For homeowners, property tax news is a little better this time around The Miami Herald
By Toluse Olorunnipa
Preliminary property tax notices are hitting 1.8 million mailboxes across South Florida this week, but most owners of residential and commercial property don’t need to be as anxious this time around.
Overall property value declines have slowed considerably — with some cities seeing increases — and elected officials have held tax rates steady or cut them, signaling that property owners can expect fewer surprises than in the past couple of years.
Property values declined 2.8 percent in Miami-Dade County and 1.6 percent in Broward County in 2010, after sinking double-digits the year before. However, changes in individual property assessments will vary based on where you live and when you bought your house, said Miami-Dade County Property Appraiser Pedro Garcia.
“You have areas that the influence of the foreclosures is very heavy — like Florida City and the Homestead area — and some of those values are way down,” he said. “Then you have areas like Coral Gables, Key Biscayne and Miami Beach, where the values have increased a little bit.”
Miami-Dade County commissioners voted last month to do away with last year’s unpopular tax rate increase, rolling the county’s preliminary millage rate back to 2009 levels. For property owners, the reduced rate could translate to savings of 12 percent or more. However, in cities like Sunny Isles Beach, where average values rose 3.9 percent in 2010, some of the rollback might be offset by higher assessments.

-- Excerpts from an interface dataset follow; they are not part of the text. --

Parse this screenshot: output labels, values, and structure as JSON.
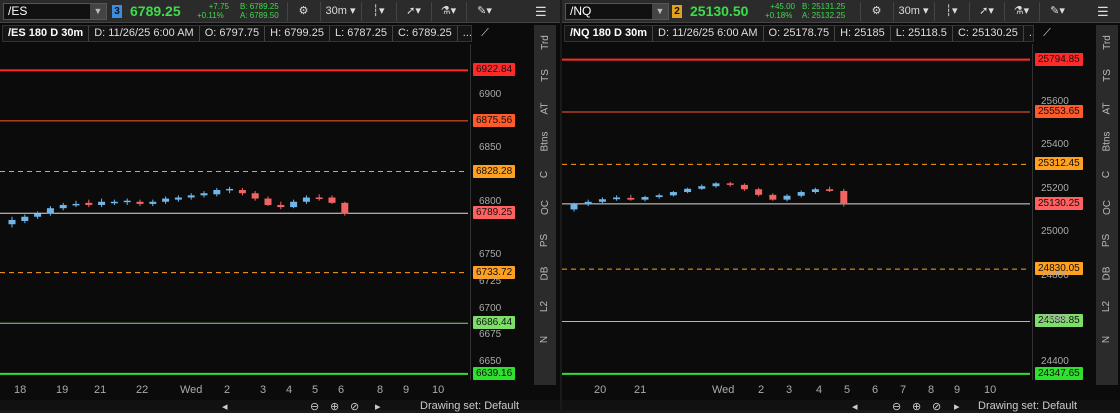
{
  "left": {
    "symbol": "/ES",
    "link_badge": "3",
    "link_color": "#3b8de0",
    "last_price": "6789.25",
    "change": "+7.75",
    "change_pct": "+0.11%",
    "bid": "B: 6789.25",
    "ask": "A: 6789.50",
    "aggregation": "30m",
    "info": {
      "title": "/ES 180 D 30m",
      "date": "D: 11/26/25 6:00 AM",
      "open": "O: 6797.75",
      "high": "H: 6799.25",
      "low": "L: 6787.25",
      "close": "C: 6789.25",
      "more": "..."
    },
    "price_axis": [
      "6900",
      "6850",
      "6800",
      "6750",
      "6725",
      "6700",
      "6675",
      "6650"
    ],
    "levels": [
      {
        "label": "6922.84",
        "price": 6922.84,
        "color": "#ff2a2a",
        "style": "solid",
        "width": 2
      },
      {
        "label": "6875.56",
        "price": 6875.56,
        "color": "#ff5a2a",
        "style": "solid",
        "width": 1
      },
      {
        "label": "6828.28",
        "price": 6828.28,
        "color": "#ffa020",
        "style": "dashed",
        "width": 1
      },
      {
        "label": "6789.25",
        "price": 6789.25,
        "color": "#ff6060",
        "style": "solid",
        "width": 1,
        "line_color": "#dddddd"
      },
      {
        "label": "6733.72",
        "price": 6733.72,
        "color": "#ffa020",
        "style": "dashed",
        "width": 1
      },
      {
        "label": "6686.44",
        "price": 6686.44,
        "color": "#7ddf6a",
        "style": "solid",
        "width": 1
      },
      {
        "label": "6639.16",
        "price": 6639.16,
        "color": "#2fe02f",
        "style": "solid",
        "width": 2
      }
    ],
    "x_labels": [
      "18",
      "19",
      "21",
      "22",
      "Wed",
      "2",
      "3",
      "4",
      "5",
      "6",
      "8",
      "9",
      "10"
    ]
  },
  "right": {
    "symbol": "/NQ",
    "link_badge": "2",
    "link_color": "#e0a020",
    "last_price": "25130.50",
    "change": "+45.00",
    "change_pct": "+0.18%",
    "bid": "B: 25131.25",
    "ask": "A: 25132.25",
    "aggregation": "30m",
    "info": {
      "title": "/NQ 180 D 30m",
      "date": "D: 11/26/25 6:00 AM",
      "open": "O: 25178.75",
      "high": "H: 25185",
      "low": "L: 25118.5",
      "close": "C: 25130.25",
      "more": "..."
    },
    "price_axis": [
      "25600",
      "25400",
      "25200",
      "25000",
      "24800",
      "24600",
      "24400"
    ],
    "levels": [
      {
        "label": "25794.85",
        "price": 25794.85,
        "color": "#ff2a2a",
        "style": "solid",
        "width": 2
      },
      {
        "label": "25553.65",
        "price": 25553.65,
        "color": "#ff5a2a",
        "style": "solid",
        "width": 1
      },
      {
        "label": "25312.45",
        "price": 25312.45,
        "color": "#ffa020",
        "style": "dashed",
        "width": 1
      },
      {
        "label": "25130.25",
        "price": 25130.25,
        "color": "#ff6060",
        "style": "solid",
        "width": 1,
        "line_color": "#dddddd"
      },
      {
        "label": "24830.05",
        "price": 24830.05,
        "color": "#ffa020",
        "style": "dashed",
        "width": 1
      },
      {
        "label": "24588.85",
        "price": 24588.85,
        "color": "#7ddf6a",
        "style": "solid",
        "width": 1
      },
      {
        "label": "24347.65",
        "price": 24347.65,
        "color": "#2fe02f",
        "style": "solid",
        "width": 2
      }
    ],
    "x_labels": [
      "20",
      "21",
      "Wed",
      "2",
      "3",
      "4",
      "5",
      "6",
      "7",
      "8",
      "9",
      "10"
    ]
  },
  "side_tabs": [
    "Trd",
    "TS",
    "AT",
    "Btns",
    "C",
    "OC",
    "PS",
    "DB",
    "L2",
    "N"
  ],
  "footer": {
    "drawing_set": "Drawing set: Default"
  },
  "toolbar_icons": [
    "gear-icon",
    "style-icon",
    "cursor-icon",
    "flask-icon",
    "drawing-icon",
    "menu-icon"
  ],
  "colors": {
    "up": "#6fb6ea",
    "down": "#f06464"
  },
  "chart_data": [
    {
      "type": "candlestick",
      "symbol": "/ES",
      "title": "/ES 180 D 30m",
      "ylim": [
        6639,
        6940
      ],
      "candles": [
        {
          "o": 6779,
          "h": 6786,
          "l": 6776,
          "c": 6783
        },
        {
          "o": 6782,
          "h": 6788,
          "l": 6780,
          "c": 6786
        },
        {
          "o": 6786,
          "h": 6791,
          "l": 6784,
          "c": 6789
        },
        {
          "o": 6789,
          "h": 6796,
          "l": 6787,
          "c": 6794
        },
        {
          "o": 6794,
          "h": 6799,
          "l": 6792,
          "c": 6797
        },
        {
          "o": 6797,
          "h": 6801,
          "l": 6795,
          "c": 6798
        },
        {
          "o": 6799,
          "h": 6802,
          "l": 6795,
          "c": 6797
        },
        {
          "o": 6797,
          "h": 6803,
          "l": 6795,
          "c": 6800
        },
        {
          "o": 6799,
          "h": 6802,
          "l": 6797,
          "c": 6800
        },
        {
          "o": 6800,
          "h": 6803,
          "l": 6797,
          "c": 6801
        },
        {
          "o": 6800,
          "h": 6802,
          "l": 6796,
          "c": 6798
        },
        {
          "o": 6798,
          "h": 6802,
          "l": 6796,
          "c": 6800
        },
        {
          "o": 6800,
          "h": 6805,
          "l": 6798,
          "c": 6803
        },
        {
          "o": 6802,
          "h": 6806,
          "l": 6800,
          "c": 6804
        },
        {
          "o": 6804,
          "h": 6808,
          "l": 6802,
          "c": 6806
        },
        {
          "o": 6806,
          "h": 6810,
          "l": 6804,
          "c": 6808
        },
        {
          "o": 6807,
          "h": 6813,
          "l": 6805,
          "c": 6811
        },
        {
          "o": 6811,
          "h": 6814,
          "l": 6808,
          "c": 6812
        },
        {
          "o": 6811,
          "h": 6813,
          "l": 6806,
          "c": 6808
        },
        {
          "o": 6808,
          "h": 6810,
          "l": 6801,
          "c": 6803
        },
        {
          "o": 6803,
          "h": 6805,
          "l": 6796,
          "c": 6797
        },
        {
          "o": 6797,
          "h": 6800,
          "l": 6793,
          "c": 6795
        },
        {
          "o": 6795,
          "h": 6802,
          "l": 6794,
          "c": 6800
        },
        {
          "o": 6800,
          "h": 6806,
          "l": 6798,
          "c": 6804
        },
        {
          "o": 6804,
          "h": 6807,
          "l": 6801,
          "c": 6803
        },
        {
          "o": 6804,
          "h": 6806,
          "l": 6798,
          "c": 6799
        },
        {
          "o": 6799,
          "h": 6800,
          "l": 6787,
          "c": 6789
        }
      ]
    },
    {
      "type": "candlestick",
      "symbol": "/NQ",
      "title": "/NQ 180 D 30m",
      "ylim": [
        24347,
        25830
      ],
      "candles": [
        {
          "o": 25105,
          "h": 25135,
          "l": 25095,
          "c": 25128
        },
        {
          "o": 25128,
          "h": 25150,
          "l": 25120,
          "c": 25140
        },
        {
          "o": 25140,
          "h": 25160,
          "l": 25130,
          "c": 25152
        },
        {
          "o": 25152,
          "h": 25170,
          "l": 25145,
          "c": 25160
        },
        {
          "o": 25158,
          "h": 25172,
          "l": 25145,
          "c": 25150
        },
        {
          "o": 25150,
          "h": 25168,
          "l": 25142,
          "c": 25162
        },
        {
          "o": 25162,
          "h": 25178,
          "l": 25155,
          "c": 25170
        },
        {
          "o": 25170,
          "h": 25190,
          "l": 25165,
          "c": 25185
        },
        {
          "o": 25185,
          "h": 25205,
          "l": 25180,
          "c": 25200
        },
        {
          "o": 25200,
          "h": 25220,
          "l": 25195,
          "c": 25212
        },
        {
          "o": 25212,
          "h": 25230,
          "l": 25205,
          "c": 25225
        },
        {
          "o": 25225,
          "h": 25232,
          "l": 25210,
          "c": 25218
        },
        {
          "o": 25218,
          "h": 25225,
          "l": 25190,
          "c": 25198
        },
        {
          "o": 25198,
          "h": 25205,
          "l": 25165,
          "c": 25172
        },
        {
          "o": 25172,
          "h": 25180,
          "l": 25145,
          "c": 25150
        },
        {
          "o": 25150,
          "h": 25175,
          "l": 25142,
          "c": 25168
        },
        {
          "o": 25168,
          "h": 25192,
          "l": 25160,
          "c": 25185
        },
        {
          "o": 25185,
          "h": 25205,
          "l": 25178,
          "c": 25198
        },
        {
          "o": 25198,
          "h": 25210,
          "l": 25185,
          "c": 25190
        },
        {
          "o": 25190,
          "h": 25200,
          "l": 25118,
          "c": 25130
        }
      ]
    }
  ]
}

In Broward County, where property tax notices went out last week, the County Administrator has indicated that rates will remain flat. But in cities like Weston, where the average property value increased by 1.5 percent, taxes could increase for some homeowners.
City and county commissioners will meet in September to settle on the final tax rates, which can be lower, but not higher, than the preliminary rates. Final tax bills will be sent in November.
In the meantime, homeowners can choose to challenge the assessed value of their property before Sept. 19.
Those who disagree with the property appraiser’s assessment can file a petition with the county value adjustment board and pay a $15 filing fee.
Property appraisers for both counties acknowledged that the assessment process is not an exact science, and homeowners know the details of their property best. About 40 percent of appellants are able to successfully challenge property assessments.
“When you use a mass appraisal system, we get as close as we can get,” said Lori Parrish, Broward County’s property appraiser. “We don’t [assess] 900,000 properties individually, so it’s not an exact science for every single home.”
Although appeals fell considerably last year, property tax consultants are encouraging more homeowners to challenge their assessments this year, as the market seems to be at or near a bottom.
“Because values are at an all-time low, [property owners] should take advantage of this and try to reset the bar even lower, so that for years to come, they’re at a lower rate,” said Barry Sharpe, president of the Property Tax Appeal Group, a Hialeah-based property tax appeal company.
Florida’s 1992 Save Our Homes law stipulates that assessed values can only increase by 3 percent each year, so setting a low bar this year could provide tax savings for many years to come, Sharpe said.
For longtime homeowners, a side effect of that 3-percent cap is that property assessments continue to go up until they catch up with market values. That means some property owners will see their taxes increase even as home prices slide.
There are a few new rules that homeowners should keep in mind this year:
People appealing property assessments are required to pay at least 75 percent of their tax bill before April 1, or the appeal will be rejected. The state Legislature enacted the rule earlier this year to prevent people from using the appeals process to game the system.
Military personnel deployed overseas are eligible for a new exemption this year. Those who were stationed in Iraq or Afghanistan during 2010 will received a tax exemption based on the length of their deployment. For example, someone deployed for six months during 2010 would receive a 50-percent exemption of Ad Valorem taxes this year.
“We’re going to give them an additional exemption,” said Garcia. “We understand some of them are currently deployed, so anybody in their family can come to our office and apply for that exemption.”
For the next three weeks, the property appraisers offices in Broward and Miami-Dade counties will devote additional resources to fielding questions from property owners about taxes, exemptions and assessments, Garcia and Parrish said.
“We have 25 days that people can come to our office with questions,” said Garcia. “They don’t have to make any appointment. They can just show up.”